Banking & Finance

Jamie Dimon Plays Offense (JPM)

burning-money-pic16money-stack-image22Jamie Dimon, Chairman & CEO of JPMorgan Chase & Co. (NYSE: JPM), gave a powerful speech to the US Chamber in Washington D.C. today.  Mr. Dimon spoke of many of the issues that got into the current economic mess.  And he had many ideas and suggestions for what lies ahead.  Sounds like the administration and Congress just got some free advice.

Dimon stressed that the economy faces a very different situation than in prior recessions.  On not closing down JPMorgan’s mortgage broker business sooner, Jamie Dimon called this “The biggest mistake of my career.”

He also said that there was a run on JPMorgan, but not a traditional one. Individuals who took money out of money markets and short-term instruments contributed to the decline in money funds and bond funds.

He also stressed much on regulation.  He said, “We need to regulate the entire mortgage industry” and also stressed that “JUST BECAUSE REGULATORS LET YOU DO SOMETHING DOESN’T MEAN YOU SHOULD DO IT.” He noted that bad regulation drives out good regulation, and Basel II allowed companies to become over-leveraged.  Excess leverage was in the entire system.  He thinks that there are too many regulators with overlapping responsibilities and with no real authority.  Dimon actually feels that the regulators need more authority.

Dimon noted that the Iraq War, energy policy, eliminating the uptick short selling all contributed to the economic problems of today.  He argued that taking the TARP money was better for the health of the system.  Banks are lending more because of TARP than they otherwise would have.  Again, he said JPMorgan did not ask for TARP money and  did not need it.  He noted, “We did not expect all of the other restrictions in TARP to get added in.”

Here are his thoughts on the future of the system:

  • changes need to be done wisely with eyes open;
  • there should be a debate over better regulation
  • companies need to start doing the right thing before a crisis
  • there needs systematic risk regulator
  • too big to fail needs to be worked out
  • regulation needs to be by product… mortgages, derivatives, etc.
  • hedge funds and private equity need to be brought into this
  • need to simplify the regulatory system
  • need regulate entire mortgage industry
  • need to stop letting real estate bring us to our knees
  • in securitization, all parties need to have skin in the game
  • need to fix Basel II
  • regulation needs to be fairly applied
  • need to get accounting under control, mark to market accounting is fine but it has come to a ridiculous point… certain marks create too much volatility… too much flexibility in accounting that is not accurate.
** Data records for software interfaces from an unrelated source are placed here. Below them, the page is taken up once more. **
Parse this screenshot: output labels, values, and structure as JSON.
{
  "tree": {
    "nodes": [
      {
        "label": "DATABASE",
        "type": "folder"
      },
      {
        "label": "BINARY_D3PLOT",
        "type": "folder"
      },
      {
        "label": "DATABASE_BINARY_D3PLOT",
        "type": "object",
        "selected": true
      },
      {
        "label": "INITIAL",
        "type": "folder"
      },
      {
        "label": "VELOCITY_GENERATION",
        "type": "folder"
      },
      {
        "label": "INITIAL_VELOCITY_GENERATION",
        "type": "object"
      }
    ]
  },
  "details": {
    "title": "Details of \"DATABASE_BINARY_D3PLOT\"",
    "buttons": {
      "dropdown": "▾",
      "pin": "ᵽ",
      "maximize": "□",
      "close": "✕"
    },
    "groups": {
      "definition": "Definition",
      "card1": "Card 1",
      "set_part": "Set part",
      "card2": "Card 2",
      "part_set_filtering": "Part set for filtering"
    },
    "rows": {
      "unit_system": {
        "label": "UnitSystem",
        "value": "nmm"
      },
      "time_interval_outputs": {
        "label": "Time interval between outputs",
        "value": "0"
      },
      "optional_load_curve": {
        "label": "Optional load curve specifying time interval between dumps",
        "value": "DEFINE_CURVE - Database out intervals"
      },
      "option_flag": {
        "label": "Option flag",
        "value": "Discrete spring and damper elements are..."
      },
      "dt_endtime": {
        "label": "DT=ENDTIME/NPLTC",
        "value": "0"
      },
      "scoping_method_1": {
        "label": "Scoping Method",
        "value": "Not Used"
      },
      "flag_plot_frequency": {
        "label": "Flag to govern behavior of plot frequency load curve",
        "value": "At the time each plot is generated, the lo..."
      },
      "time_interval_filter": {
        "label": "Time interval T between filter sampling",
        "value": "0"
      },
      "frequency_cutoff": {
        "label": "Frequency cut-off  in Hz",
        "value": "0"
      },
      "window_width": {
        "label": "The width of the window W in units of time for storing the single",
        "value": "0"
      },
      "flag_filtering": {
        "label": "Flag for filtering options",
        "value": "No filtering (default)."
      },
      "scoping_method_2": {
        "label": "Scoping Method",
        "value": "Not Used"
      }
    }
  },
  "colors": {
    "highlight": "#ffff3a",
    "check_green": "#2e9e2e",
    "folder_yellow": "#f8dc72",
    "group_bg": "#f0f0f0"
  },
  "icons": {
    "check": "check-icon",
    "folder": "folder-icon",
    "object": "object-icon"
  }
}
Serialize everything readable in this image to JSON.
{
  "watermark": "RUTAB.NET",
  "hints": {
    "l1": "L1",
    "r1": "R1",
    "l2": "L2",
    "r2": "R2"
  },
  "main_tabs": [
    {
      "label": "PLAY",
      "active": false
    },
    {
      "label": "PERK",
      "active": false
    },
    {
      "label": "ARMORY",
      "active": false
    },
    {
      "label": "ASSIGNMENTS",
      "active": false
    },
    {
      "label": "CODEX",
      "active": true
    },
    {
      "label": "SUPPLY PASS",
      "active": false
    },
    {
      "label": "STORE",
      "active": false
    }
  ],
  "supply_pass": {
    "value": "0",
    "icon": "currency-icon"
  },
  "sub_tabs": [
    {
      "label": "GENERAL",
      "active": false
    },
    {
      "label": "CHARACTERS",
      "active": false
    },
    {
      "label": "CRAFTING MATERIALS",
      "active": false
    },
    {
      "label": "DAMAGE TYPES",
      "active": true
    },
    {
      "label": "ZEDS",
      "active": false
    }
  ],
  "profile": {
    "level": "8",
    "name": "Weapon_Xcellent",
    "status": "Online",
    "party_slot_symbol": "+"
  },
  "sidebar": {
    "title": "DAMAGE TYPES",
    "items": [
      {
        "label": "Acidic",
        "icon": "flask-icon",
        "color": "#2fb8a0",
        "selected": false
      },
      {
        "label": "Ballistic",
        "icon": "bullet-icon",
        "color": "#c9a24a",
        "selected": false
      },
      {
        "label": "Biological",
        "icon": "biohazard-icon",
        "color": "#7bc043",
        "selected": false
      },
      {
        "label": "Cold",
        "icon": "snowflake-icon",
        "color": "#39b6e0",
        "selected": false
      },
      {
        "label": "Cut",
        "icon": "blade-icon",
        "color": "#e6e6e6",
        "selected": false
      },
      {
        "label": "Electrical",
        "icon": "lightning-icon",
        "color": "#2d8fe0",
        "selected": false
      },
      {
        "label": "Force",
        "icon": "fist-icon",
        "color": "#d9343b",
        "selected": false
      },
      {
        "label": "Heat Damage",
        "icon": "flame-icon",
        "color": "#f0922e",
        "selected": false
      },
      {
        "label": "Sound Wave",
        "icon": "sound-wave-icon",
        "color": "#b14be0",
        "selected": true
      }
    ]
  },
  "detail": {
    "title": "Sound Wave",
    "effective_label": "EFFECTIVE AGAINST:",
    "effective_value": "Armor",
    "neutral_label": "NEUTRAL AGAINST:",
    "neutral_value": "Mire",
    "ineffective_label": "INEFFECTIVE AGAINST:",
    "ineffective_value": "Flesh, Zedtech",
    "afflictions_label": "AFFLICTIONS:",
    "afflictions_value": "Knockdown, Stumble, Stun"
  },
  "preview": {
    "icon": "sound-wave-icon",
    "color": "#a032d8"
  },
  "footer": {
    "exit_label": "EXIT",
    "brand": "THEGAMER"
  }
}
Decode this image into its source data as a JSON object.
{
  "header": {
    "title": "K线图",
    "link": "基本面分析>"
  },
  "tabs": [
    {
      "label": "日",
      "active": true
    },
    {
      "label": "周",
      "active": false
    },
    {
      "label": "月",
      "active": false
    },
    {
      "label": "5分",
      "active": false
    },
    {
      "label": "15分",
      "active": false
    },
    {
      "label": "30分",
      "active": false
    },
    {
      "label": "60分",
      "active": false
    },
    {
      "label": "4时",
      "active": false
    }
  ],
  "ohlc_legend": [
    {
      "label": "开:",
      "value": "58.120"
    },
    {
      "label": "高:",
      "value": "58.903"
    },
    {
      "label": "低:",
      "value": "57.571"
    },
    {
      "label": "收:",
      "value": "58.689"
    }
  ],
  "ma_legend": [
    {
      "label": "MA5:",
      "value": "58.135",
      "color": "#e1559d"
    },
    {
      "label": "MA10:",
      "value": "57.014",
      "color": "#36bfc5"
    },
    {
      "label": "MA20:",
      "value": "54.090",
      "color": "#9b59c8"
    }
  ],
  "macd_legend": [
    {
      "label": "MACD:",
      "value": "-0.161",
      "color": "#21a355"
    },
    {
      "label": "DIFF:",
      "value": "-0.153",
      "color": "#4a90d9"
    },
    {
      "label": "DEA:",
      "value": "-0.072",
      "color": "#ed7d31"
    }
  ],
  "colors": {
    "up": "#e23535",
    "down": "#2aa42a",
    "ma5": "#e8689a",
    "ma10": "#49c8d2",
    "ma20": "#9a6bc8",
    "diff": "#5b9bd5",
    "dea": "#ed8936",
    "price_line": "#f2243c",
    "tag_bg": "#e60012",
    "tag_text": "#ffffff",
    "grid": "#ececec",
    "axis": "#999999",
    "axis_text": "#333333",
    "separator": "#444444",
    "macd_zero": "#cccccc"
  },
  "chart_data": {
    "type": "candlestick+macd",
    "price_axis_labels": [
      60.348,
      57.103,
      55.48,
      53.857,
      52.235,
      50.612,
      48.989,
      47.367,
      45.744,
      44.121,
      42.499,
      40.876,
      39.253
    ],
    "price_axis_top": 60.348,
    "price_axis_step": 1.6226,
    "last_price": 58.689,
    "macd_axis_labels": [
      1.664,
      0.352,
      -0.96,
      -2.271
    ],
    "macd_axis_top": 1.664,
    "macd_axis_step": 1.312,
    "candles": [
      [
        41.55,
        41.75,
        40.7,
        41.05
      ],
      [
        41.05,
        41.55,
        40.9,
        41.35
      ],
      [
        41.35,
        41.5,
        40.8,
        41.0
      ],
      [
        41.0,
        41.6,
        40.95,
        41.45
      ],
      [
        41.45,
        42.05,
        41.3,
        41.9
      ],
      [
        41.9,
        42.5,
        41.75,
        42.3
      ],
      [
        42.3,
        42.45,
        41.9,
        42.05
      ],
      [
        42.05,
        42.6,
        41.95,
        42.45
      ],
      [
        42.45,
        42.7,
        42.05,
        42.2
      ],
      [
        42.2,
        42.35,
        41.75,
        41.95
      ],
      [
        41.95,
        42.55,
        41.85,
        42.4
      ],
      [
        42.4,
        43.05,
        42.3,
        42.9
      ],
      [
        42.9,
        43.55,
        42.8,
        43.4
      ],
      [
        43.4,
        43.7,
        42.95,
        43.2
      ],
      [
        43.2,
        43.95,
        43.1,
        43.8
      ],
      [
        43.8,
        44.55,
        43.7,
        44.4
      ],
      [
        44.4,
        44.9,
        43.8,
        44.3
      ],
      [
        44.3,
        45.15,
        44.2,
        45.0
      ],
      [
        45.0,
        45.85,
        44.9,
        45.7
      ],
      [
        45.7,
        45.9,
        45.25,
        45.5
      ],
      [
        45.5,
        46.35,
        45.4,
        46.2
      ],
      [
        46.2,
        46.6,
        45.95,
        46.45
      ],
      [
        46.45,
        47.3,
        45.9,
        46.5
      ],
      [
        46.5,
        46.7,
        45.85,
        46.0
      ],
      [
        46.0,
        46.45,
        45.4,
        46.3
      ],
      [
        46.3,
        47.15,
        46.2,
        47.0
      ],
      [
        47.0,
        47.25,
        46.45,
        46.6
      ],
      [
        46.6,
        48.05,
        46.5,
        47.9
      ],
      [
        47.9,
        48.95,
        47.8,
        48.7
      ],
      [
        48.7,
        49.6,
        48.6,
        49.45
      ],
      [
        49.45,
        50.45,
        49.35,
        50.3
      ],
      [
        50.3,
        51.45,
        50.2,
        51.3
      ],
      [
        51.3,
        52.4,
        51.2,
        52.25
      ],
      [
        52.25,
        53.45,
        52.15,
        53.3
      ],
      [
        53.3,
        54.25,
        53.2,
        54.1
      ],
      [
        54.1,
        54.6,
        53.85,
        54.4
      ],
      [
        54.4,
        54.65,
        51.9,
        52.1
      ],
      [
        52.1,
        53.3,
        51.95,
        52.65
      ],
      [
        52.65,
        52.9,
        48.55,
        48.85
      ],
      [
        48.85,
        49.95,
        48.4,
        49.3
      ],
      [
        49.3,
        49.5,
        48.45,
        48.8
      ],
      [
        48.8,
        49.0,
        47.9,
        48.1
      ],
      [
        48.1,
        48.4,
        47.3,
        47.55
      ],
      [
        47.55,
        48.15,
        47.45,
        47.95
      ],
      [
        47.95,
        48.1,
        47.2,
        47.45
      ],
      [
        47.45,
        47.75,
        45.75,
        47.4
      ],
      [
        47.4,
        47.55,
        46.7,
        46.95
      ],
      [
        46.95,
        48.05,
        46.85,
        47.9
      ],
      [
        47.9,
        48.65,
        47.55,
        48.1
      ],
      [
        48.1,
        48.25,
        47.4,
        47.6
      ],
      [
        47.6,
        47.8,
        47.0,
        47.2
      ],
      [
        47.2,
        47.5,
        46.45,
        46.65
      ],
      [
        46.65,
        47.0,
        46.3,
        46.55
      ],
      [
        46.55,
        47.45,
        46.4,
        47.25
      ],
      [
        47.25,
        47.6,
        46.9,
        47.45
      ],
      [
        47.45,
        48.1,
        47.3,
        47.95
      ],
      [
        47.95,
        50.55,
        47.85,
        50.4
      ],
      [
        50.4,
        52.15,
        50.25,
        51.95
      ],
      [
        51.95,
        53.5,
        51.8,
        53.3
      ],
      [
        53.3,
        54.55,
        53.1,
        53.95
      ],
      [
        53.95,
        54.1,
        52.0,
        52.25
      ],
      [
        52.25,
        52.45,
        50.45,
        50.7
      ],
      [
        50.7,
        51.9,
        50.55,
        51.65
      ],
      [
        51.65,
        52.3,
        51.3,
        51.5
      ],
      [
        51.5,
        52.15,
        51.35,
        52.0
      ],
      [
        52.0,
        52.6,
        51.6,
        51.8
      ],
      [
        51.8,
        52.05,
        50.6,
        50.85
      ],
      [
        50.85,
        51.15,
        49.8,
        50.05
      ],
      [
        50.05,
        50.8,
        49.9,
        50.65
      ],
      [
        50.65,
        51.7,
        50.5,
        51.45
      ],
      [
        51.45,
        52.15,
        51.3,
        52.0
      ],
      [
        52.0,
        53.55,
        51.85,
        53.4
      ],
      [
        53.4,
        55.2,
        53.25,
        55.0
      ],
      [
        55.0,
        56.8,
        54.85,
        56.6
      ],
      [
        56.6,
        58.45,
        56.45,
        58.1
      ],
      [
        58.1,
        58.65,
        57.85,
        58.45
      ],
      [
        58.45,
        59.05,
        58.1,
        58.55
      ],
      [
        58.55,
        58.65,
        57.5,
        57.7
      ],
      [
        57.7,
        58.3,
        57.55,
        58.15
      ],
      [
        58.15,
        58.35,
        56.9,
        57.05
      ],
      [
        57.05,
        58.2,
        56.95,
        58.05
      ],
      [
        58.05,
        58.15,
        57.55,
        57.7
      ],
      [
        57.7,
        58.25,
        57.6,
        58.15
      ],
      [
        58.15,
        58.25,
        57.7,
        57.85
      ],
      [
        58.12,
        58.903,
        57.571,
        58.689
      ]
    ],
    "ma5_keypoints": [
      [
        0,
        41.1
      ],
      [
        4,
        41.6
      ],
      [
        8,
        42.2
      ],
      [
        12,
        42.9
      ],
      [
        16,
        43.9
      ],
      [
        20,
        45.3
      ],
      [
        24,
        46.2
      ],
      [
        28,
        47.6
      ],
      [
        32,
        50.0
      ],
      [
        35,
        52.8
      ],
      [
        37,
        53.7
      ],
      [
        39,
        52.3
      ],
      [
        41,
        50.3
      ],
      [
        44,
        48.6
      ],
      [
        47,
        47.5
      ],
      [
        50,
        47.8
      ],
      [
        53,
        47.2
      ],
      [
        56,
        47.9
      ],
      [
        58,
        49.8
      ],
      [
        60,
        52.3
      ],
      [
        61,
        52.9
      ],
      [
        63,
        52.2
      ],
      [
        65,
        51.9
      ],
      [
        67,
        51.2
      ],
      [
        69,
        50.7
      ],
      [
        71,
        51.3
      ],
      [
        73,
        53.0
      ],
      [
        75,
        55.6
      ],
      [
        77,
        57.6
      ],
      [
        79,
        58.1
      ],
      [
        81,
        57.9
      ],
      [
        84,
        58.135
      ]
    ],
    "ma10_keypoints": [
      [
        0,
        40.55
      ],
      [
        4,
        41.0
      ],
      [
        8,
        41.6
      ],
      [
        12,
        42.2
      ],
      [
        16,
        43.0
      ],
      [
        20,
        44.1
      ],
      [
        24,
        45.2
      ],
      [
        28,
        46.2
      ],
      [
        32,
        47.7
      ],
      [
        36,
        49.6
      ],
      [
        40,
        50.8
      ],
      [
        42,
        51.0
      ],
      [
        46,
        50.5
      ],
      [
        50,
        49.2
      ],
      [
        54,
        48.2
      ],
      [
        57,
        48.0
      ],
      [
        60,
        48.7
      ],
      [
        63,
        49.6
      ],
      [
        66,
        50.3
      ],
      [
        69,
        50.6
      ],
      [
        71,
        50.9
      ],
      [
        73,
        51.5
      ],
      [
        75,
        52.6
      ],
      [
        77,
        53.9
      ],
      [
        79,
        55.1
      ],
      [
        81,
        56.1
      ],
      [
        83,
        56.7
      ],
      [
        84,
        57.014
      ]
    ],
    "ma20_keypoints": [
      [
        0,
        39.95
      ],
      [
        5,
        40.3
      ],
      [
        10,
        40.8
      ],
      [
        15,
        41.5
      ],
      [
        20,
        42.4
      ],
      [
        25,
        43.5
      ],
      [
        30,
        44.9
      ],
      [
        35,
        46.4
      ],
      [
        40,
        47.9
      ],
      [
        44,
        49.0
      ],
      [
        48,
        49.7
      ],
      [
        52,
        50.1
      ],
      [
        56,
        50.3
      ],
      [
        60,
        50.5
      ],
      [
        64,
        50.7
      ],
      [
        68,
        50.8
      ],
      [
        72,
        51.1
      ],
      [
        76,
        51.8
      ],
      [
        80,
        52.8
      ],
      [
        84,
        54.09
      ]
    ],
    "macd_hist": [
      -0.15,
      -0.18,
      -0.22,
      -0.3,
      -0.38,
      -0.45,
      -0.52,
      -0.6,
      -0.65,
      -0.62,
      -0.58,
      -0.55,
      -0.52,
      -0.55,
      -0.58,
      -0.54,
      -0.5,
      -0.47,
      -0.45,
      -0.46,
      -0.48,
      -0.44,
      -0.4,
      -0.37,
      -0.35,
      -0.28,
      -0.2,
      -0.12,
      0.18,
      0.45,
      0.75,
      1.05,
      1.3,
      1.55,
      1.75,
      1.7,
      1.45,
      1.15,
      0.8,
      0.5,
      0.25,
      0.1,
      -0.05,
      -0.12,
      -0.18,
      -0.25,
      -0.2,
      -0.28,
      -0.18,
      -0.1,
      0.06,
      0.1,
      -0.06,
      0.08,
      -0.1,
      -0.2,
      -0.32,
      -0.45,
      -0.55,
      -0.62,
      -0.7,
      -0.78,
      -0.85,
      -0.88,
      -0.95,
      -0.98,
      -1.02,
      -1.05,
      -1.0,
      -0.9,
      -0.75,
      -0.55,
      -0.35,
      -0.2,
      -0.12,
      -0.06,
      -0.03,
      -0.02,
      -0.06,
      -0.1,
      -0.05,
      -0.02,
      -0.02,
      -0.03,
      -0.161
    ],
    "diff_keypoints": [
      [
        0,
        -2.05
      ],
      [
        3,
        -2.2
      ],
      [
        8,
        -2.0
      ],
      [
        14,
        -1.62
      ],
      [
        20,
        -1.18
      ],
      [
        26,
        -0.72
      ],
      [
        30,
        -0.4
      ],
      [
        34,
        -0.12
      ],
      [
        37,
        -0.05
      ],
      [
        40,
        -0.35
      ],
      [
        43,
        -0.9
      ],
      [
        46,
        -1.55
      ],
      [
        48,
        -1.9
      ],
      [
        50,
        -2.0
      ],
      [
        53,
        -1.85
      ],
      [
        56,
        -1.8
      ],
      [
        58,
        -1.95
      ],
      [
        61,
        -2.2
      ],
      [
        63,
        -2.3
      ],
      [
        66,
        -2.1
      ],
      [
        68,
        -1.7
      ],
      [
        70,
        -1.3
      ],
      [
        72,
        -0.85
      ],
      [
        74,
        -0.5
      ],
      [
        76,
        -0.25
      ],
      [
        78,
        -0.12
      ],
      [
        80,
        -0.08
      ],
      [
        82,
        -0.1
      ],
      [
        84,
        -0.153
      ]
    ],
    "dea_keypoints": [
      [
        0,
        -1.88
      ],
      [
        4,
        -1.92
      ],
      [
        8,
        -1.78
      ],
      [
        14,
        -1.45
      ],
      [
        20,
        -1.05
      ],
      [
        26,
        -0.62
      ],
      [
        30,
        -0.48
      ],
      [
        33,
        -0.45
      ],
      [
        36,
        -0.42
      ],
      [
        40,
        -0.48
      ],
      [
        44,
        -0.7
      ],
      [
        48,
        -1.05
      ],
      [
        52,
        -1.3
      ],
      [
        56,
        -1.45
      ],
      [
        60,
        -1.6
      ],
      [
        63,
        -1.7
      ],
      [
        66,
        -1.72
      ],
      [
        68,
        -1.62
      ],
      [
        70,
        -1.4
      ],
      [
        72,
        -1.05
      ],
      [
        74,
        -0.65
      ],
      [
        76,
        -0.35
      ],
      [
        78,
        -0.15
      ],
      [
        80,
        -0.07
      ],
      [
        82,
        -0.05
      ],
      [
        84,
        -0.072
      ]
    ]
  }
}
Additional policies are needed for appropriate counter-cyclical policies.  Dimon feels that loan loss reserves need to be kept all the time, as a reminder that things can be bad.  On repo financing, it can be made counter-cyclical and there is a need to put things in place where companies can do 2-day rights offerings to raise capital but in a way that is fair for shareholders.

As far as a country, Dimon thinks we need good policies for energy, health care, environment, infrastructure, and more.   As far as those who are worried about losing money due to write-downs or cram-downs: “GET OVER IT!”

Dimon also noted that the Bear Stearns done was done at the behest of the US government, but said “I still think it will be good for shareholders.” He also noted that the company committed to corporate responsibility and want to help the government.  But on the executive compensation issue, he fears that executives are going to come to him and say they cannot afford to work there any more.

But this is the first CEO to take a shot at the grand-standing and bashing of corporate America.  He is tired of the vilification of Corporate America.

He also noted that there are SOME SIGNS OF RECOVERY.  Modest signs of recovery are that LIBOR is down, we just had two of the most active bond market issuance months, leveling off, and he even noted Buffett’s economic war.

While there is no silver bullet, but there is one: we all need to get this fixed.  This situation may be one of the great moments in American history. If we get on it together it can be fixed.  This is not politics as usual.

Well, you get the idea.  Jamie Dimon has made a powerful stand.  So far, no market impact has been seen.

UPDATE: around 2:40 PM EST Jamie Dimon gave a quick interview to CNBC’s Dennis Neal, and Dimon said that JPMORGAN WAS PROFITABLE IN JANUARY & FEBRUARY…..